Oasis of the Seas Sees Slow Booking Trends

Richard Fain, chairman and CEO, Royal Caribbean Cruises Ltd. officially takes ownership of Oasis of the Seas .

The hype has been enormous — seminars touting the retractable roofs, interior balconies, ziplining, aqua theater, an elevator bar and a promenade that features real grass the employees have to mow. Heck, they’ve even signed Rihanna to provide entertainment in December. But despite the webinars, CLIA classes, brochures and emails telling the travel industry between the lines that Royal Caribbean’s Oasis of the Seas will invigorate profits, it’s now looking like … well, hype.

Even the world’s largest ship can’t overcome the plummet in discretionary income to persuade folks to book sooner than a few weeks out in this fourth quarter. Travel agents are telling Cruise Week that at the end of October, there’s still plenty of vacancy on Oasis for Christmas and New Years sailings, even though the $1.5 billion vessel is the most talked about new cruise ship to come along in years, the publication points out. This includes everything from the inside Category Q spaces to balcony categories, although the suites at the top of the pricing chain are sold out.

It’s the same story for the first quarter of 2010, too: suites sell, while agents paddle to get vacationers to commit to the rest of the ship. That 40 percent additional space to entertain as many as 6,360 passengers per sailing may turn into 40 percent more booking headaches as the recession continues.

And since Oasis also carries another accolade — world’s most expensive cruise ship — slow bookings can’t be too welcome within the accounting department at Royal Caribbean, particularly with sister ship Allure of the Seas hot on its heels in the shipyards.  Oasis is scheduled from December 2009 to April 2010 to offer 7-night trips from Ft. Lauderdale to St. Thomas, St. Maarten and the Bahamas. Beginning in May, the itinerary changes to Haiti, Jamaica and Mexico out of Port Everglades, one of the few large enough at the moment to allow Oasis to dock.

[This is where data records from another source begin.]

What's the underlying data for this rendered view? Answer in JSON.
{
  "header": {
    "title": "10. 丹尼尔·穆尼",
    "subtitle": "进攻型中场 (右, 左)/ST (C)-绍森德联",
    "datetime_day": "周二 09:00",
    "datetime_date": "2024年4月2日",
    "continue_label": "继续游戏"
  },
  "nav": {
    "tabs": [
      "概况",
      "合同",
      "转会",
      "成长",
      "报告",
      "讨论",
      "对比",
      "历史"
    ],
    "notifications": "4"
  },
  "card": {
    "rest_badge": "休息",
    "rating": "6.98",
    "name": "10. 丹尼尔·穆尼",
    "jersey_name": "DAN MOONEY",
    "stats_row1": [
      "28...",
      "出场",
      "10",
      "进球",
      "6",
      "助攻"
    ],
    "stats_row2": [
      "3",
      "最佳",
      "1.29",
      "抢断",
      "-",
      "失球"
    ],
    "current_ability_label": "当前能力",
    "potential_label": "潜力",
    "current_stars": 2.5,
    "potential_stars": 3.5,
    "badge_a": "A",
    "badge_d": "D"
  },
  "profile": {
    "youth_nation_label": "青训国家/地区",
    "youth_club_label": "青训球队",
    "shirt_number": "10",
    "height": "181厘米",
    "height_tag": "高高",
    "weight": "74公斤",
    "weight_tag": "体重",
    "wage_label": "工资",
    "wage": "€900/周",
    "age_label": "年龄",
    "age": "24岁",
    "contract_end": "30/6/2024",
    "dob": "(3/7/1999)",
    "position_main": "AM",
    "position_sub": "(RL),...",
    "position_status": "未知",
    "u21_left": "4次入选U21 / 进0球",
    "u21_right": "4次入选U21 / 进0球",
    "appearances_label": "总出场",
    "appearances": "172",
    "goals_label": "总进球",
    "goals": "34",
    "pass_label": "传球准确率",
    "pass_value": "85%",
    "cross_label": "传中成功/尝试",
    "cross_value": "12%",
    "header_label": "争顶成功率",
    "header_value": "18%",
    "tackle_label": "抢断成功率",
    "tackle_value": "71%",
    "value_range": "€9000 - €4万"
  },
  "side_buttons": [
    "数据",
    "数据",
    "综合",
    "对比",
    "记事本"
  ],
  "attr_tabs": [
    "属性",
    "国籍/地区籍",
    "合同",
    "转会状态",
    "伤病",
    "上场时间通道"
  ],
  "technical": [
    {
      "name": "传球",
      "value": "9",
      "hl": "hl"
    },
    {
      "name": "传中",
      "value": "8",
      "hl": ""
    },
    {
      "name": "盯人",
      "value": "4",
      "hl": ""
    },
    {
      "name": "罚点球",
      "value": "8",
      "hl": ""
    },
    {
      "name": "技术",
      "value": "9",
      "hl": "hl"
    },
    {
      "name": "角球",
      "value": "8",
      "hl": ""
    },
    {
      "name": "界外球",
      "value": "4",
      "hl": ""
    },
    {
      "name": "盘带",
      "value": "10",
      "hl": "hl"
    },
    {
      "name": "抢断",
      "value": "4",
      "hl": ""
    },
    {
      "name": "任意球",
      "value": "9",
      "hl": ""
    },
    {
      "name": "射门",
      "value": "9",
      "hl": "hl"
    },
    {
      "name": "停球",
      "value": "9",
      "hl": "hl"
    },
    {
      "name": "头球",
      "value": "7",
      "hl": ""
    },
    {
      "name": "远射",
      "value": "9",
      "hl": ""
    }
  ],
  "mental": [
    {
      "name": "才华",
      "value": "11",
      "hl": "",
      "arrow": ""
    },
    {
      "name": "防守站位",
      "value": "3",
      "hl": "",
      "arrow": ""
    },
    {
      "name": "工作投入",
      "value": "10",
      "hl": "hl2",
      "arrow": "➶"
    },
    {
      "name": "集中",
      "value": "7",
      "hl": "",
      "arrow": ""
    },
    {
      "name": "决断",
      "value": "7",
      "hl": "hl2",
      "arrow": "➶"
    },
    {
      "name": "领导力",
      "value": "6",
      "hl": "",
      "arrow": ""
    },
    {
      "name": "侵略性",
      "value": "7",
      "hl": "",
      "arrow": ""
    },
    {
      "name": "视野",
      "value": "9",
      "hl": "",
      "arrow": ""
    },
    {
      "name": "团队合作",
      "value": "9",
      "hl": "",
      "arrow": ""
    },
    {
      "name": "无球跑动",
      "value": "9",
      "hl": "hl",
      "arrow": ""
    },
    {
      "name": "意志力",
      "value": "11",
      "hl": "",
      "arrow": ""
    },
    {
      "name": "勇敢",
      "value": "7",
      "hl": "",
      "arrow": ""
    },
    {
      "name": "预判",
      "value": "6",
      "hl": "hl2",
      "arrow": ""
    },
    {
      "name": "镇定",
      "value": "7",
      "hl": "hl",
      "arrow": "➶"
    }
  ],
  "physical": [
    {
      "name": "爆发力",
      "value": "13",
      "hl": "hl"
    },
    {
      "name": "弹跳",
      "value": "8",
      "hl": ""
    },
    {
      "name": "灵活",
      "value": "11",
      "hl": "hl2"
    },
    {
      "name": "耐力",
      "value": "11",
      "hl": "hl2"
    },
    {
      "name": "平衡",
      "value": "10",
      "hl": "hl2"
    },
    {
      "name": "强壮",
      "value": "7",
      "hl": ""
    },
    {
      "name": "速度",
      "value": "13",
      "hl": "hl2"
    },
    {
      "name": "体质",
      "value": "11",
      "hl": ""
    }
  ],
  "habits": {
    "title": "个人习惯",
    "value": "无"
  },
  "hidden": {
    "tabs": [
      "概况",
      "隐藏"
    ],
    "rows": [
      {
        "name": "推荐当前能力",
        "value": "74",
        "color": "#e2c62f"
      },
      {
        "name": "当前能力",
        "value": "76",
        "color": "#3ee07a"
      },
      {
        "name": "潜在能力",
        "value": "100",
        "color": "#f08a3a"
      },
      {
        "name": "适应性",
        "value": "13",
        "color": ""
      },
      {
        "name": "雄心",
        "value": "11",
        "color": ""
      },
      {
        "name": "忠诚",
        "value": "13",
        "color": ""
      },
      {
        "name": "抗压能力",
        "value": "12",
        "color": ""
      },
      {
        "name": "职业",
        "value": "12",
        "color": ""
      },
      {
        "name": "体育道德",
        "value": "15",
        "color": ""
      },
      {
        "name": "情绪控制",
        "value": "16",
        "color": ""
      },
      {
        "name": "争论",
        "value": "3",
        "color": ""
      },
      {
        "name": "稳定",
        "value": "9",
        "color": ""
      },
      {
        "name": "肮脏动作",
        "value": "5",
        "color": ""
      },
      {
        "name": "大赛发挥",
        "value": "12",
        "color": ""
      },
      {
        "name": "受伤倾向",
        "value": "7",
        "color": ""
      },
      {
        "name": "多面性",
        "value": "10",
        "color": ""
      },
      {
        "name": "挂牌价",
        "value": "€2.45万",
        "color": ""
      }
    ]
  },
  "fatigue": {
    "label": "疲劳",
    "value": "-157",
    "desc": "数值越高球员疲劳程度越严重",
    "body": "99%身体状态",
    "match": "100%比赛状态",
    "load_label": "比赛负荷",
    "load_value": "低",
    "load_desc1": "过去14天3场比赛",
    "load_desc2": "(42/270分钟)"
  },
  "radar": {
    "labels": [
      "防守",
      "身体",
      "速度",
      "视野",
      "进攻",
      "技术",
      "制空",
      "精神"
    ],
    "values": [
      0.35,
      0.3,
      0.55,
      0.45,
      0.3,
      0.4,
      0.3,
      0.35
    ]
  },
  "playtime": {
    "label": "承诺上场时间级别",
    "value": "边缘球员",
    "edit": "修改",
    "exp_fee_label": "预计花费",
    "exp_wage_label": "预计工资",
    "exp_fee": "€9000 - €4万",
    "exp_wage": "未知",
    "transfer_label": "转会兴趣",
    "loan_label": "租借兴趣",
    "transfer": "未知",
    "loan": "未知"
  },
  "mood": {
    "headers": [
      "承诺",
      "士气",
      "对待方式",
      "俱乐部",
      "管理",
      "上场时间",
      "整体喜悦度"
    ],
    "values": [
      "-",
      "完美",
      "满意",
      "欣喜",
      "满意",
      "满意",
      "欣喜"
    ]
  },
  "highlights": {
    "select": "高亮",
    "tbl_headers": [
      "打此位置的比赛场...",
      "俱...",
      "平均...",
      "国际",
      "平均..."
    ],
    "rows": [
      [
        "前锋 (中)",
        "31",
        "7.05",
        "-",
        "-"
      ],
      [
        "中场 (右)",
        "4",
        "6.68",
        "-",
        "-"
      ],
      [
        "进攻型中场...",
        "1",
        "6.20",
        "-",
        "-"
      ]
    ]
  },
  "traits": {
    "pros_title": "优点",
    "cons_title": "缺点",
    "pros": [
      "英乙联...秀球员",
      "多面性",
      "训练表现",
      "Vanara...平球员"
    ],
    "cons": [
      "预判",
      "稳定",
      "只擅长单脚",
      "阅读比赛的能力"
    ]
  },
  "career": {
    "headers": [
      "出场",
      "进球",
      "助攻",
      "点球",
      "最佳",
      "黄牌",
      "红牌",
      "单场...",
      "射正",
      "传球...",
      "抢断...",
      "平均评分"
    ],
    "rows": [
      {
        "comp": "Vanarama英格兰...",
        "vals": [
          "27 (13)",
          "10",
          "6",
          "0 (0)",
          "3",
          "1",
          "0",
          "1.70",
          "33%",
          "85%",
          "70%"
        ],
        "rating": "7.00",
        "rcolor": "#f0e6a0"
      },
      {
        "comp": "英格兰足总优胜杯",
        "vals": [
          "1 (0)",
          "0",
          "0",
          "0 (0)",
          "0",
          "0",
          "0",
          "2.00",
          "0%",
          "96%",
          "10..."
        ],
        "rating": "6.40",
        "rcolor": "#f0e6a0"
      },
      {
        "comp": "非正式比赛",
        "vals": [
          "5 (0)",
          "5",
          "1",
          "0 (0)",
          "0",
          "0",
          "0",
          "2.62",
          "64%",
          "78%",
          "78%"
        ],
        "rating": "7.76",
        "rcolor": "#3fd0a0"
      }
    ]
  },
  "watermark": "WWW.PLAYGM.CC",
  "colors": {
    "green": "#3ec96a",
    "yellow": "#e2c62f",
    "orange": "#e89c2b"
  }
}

“It’s in the DNA of our company, about every 10 years, to take more or less a fresh sheet of paper and create the greatest cruise ship in the world,” CEO Adam Goldstein has said. He’d better hope he also reinvents American travel habits in the next 12 days as well.

Photography: Royal Caribbean Cruises Ltd.